Work task -
Every line of the entries that holds the word "name" is to be copied.

Stored entries:
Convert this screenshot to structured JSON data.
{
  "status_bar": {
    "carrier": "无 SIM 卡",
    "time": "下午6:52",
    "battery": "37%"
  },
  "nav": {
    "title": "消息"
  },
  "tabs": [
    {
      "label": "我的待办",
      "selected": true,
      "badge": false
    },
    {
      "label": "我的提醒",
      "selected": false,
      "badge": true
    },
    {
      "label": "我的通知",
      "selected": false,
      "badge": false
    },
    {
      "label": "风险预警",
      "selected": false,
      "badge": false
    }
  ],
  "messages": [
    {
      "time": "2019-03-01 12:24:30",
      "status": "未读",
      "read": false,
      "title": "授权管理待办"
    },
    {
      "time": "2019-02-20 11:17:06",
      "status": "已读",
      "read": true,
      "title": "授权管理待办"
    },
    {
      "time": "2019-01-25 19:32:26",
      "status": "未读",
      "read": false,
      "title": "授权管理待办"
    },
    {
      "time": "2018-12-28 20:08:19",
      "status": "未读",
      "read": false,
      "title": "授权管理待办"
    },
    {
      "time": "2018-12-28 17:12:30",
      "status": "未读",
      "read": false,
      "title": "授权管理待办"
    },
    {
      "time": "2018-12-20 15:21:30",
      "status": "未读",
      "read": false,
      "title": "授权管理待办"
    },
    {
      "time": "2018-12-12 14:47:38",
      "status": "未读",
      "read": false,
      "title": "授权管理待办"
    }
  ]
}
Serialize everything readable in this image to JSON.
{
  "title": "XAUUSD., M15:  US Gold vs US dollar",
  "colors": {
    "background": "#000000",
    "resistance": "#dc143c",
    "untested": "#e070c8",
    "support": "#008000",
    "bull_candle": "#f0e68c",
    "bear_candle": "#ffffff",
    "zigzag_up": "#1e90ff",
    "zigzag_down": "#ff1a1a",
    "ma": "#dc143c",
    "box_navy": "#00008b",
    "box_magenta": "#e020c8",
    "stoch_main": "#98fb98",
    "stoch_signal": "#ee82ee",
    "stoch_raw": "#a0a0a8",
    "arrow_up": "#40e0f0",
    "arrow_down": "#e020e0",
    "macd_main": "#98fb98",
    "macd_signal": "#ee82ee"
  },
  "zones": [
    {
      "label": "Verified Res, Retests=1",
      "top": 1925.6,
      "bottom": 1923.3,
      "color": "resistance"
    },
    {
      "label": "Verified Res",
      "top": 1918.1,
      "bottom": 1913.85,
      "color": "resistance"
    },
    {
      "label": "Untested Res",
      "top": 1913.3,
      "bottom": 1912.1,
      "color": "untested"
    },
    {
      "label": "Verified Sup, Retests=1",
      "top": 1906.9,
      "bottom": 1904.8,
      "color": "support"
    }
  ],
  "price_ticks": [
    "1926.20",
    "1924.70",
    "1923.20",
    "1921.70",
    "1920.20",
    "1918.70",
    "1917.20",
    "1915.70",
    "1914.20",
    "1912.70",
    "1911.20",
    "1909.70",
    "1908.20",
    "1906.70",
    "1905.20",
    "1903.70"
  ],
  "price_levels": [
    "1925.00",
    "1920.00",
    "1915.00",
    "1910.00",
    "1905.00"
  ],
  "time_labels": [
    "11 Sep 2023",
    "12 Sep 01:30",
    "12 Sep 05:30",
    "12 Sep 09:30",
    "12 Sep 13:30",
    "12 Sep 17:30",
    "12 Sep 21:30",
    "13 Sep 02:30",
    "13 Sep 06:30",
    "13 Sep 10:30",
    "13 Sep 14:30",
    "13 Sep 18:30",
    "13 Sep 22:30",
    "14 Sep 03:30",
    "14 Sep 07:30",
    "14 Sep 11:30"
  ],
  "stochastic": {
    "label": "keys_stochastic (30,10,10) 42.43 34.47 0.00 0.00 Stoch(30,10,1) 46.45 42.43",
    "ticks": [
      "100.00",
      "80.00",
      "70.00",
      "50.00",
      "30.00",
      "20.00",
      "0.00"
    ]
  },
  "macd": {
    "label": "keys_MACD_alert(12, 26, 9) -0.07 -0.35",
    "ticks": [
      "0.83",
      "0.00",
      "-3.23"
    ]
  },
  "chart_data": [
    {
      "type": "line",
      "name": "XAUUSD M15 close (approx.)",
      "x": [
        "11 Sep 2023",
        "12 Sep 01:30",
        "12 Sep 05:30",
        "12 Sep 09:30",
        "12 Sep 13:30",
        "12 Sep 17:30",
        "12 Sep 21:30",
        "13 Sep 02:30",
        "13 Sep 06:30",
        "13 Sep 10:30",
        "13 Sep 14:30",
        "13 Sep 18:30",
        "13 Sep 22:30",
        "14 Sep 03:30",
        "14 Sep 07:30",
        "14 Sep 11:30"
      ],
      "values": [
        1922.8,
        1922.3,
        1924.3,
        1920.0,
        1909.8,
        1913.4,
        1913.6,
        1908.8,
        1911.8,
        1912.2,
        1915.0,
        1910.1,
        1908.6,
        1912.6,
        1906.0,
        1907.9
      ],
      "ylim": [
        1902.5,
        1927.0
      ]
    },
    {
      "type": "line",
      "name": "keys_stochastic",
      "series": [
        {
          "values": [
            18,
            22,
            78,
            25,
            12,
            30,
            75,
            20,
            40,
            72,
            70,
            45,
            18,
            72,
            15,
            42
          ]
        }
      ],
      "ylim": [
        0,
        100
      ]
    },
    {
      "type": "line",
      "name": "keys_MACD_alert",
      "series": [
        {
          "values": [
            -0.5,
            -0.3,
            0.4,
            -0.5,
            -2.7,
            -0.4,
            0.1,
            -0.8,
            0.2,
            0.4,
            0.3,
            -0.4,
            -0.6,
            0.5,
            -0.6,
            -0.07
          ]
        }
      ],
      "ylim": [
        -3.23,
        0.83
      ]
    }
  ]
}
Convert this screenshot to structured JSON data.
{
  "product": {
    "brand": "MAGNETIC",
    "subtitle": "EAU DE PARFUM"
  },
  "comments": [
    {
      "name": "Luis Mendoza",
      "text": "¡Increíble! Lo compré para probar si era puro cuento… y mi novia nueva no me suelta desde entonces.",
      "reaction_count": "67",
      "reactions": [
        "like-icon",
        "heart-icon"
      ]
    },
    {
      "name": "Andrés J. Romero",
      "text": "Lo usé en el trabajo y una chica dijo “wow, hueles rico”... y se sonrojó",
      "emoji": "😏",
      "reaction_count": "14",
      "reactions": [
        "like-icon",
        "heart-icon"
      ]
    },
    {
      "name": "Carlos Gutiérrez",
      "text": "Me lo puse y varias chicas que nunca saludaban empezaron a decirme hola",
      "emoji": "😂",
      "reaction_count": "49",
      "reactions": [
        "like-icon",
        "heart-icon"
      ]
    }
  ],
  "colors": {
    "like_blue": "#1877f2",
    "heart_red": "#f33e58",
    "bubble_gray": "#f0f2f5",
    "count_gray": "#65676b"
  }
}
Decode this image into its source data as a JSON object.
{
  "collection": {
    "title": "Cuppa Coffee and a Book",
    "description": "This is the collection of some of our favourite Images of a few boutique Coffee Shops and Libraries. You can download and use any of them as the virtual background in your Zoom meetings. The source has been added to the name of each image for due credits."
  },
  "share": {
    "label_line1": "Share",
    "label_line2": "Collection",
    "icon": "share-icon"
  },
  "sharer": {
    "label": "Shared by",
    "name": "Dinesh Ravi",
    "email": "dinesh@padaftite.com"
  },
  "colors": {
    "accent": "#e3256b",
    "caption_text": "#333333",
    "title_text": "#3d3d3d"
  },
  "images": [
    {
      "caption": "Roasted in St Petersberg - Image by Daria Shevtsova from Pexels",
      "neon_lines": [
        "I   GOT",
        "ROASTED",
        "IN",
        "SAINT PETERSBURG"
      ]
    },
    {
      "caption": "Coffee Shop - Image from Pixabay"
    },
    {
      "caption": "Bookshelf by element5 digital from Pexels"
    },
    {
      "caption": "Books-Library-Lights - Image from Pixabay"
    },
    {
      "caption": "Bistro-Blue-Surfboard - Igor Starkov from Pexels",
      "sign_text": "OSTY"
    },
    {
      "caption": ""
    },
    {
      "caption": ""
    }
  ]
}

Task solution -
      "name": "XAUUSD M15 close (approx.)",
      "name": "keys_stochastic",
      "name": "keys_MACD_alert",
      "name": "Luis Mendoza",
      "name": "Andrés J. Romero",
      "name": "Carlos Gutiérrez",
    "description": "This is the collection of some of our favourite Images of a few boutique Coffee Shops and Libraries. You can download and use any of them as the virtual background in your Zoom meetings. The source has been added to the name of each image for due credits."
    "name": "Dinesh Ravi",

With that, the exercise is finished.